“I refused to become a slave of the evil treatment of the government in Eritrea. My rejection has become a crime.”
Hyab’s problems with the regime started when he began working in the Ministry of Education, where he was forced to engage in the government’s illusive political propaganda against his will. Hyab wasn’t willing to compromise and suppress his beliefs and for that he was punished.
“But the night before the meeting, at around midnight, a group of armed men wearing civilian clothes came to my house to arrest me. They forced my door open, telling me they would kill me if I didn’t obey.”

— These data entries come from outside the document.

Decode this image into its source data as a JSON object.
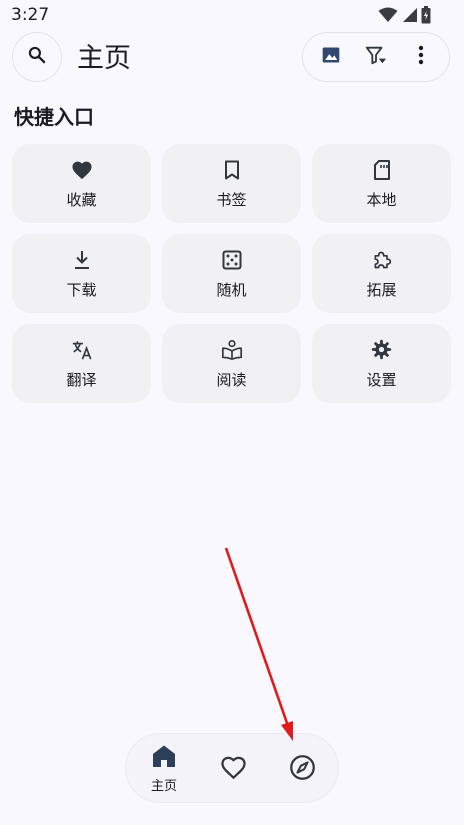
{
  "status_bar": {
    "time": "3:27"
  },
  "header": {
    "title": "主页",
    "search_icon": "search-icon",
    "actions": [
      {
        "name": "image-icon"
      },
      {
        "name": "filter-icon"
      },
      {
        "name": "more-vert-icon"
      }
    ]
  },
  "quick_access": {
    "title": "快捷入口",
    "items": [
      {
        "label": "收藏",
        "icon": "heart-icon"
      },
      {
        "label": "书签",
        "icon": "bookmark-icon"
      },
      {
        "label": "本地",
        "icon": "sd-card-icon"
      },
      {
        "label": "下载",
        "icon": "download-icon"
      },
      {
        "label": "随机",
        "icon": "dice-icon"
      },
      {
        "label": "拓展",
        "icon": "extension-icon"
      },
      {
        "label": "翻译",
        "icon": "translate-icon"
      },
      {
        "label": "阅读",
        "icon": "reading-icon"
      },
      {
        "label": "设置",
        "icon": "gear-icon"
      }
    ]
  },
  "bottom_nav": {
    "items": [
      {
        "label": "主页",
        "icon": "home-icon",
        "selected": true
      },
      {
        "label": "",
        "icon": "heart-outline-icon",
        "selected": false
      },
      {
        "label": "",
        "icon": "compass-icon",
        "selected": false
      }
    ]
  },
  "colors": {
    "background": "#f9f8ff",
    "tile": "#f1f1f4",
    "icon": "#32363d",
    "accent_image": "#2f4a6e",
    "annotation_arrow": "#e01b1b"
  }
}
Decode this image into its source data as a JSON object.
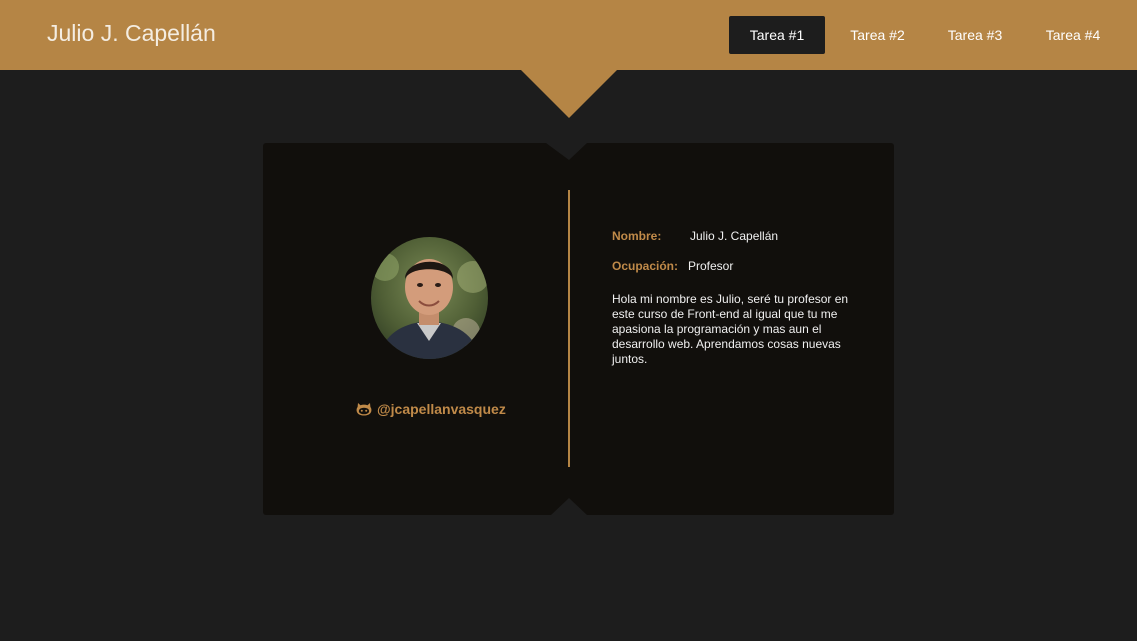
{
  "header": {
    "title": "Julio J. Capellán",
    "nav": [
      {
        "label": "Tarea #1",
        "active": true
      },
      {
        "label": "Tarea #2",
        "active": false
      },
      {
        "label": "Tarea #3",
        "active": false
      },
      {
        "label": "Tarea #4",
        "active": false
      }
    ]
  },
  "profile": {
    "github_handle": "@jcapellanvasquez",
    "github_icon": "github-icon",
    "fields": {
      "name_label": "Nombre:",
      "name_value": "Julio J. Capellán",
      "job_label": "Ocupación:",
      "job_value": "Profesor"
    },
    "bio": "Hola mi nombre es Julio, seré tu profesor en este curso de Front-end al igual que tu me apasiona la programación y mas aun el desarrollo web. Aprendamos cosas nuevas juntos."
  },
  "colors": {
    "accent": "#b58545",
    "background": "#1d1d1d",
    "card": "#110f0c"
  }
}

Amir’s story brings a smile to my face. Running 15km now seems much easier compared to the challenges Amir had to overcome. I feel privileged to be able to play my small part and give back to those brave people who have fought for their and our rights.
Bashir was forced to flee Sudan in order to save his life. Now he has a Masters in Environmental Engineering and is rebuilding his life, thanks to you
Yusuf is a human rights lawyer from a Kurdish city in south-eastern Turkey. He has recently been able to requalify as a human rights lawyer in the UK, thanks to a bursary grant from Prisoners of Conscience. Growing up in a Kurdish city in Turkey isn’t easy. The ethnic Kurdish Read more…
When Victoria left Zimbabwe to visit the UK in 2010, she never thought that she wouldn’t be able to return home. But that is exactly the situation she found herself in. This is the story of what happened and how she has rebuilt her life with support of Prisoners of Conscience.
Prisoners of Conscience teams up with the Big Give Christmas Challenge to double the impact of donations made between 3 and 10 December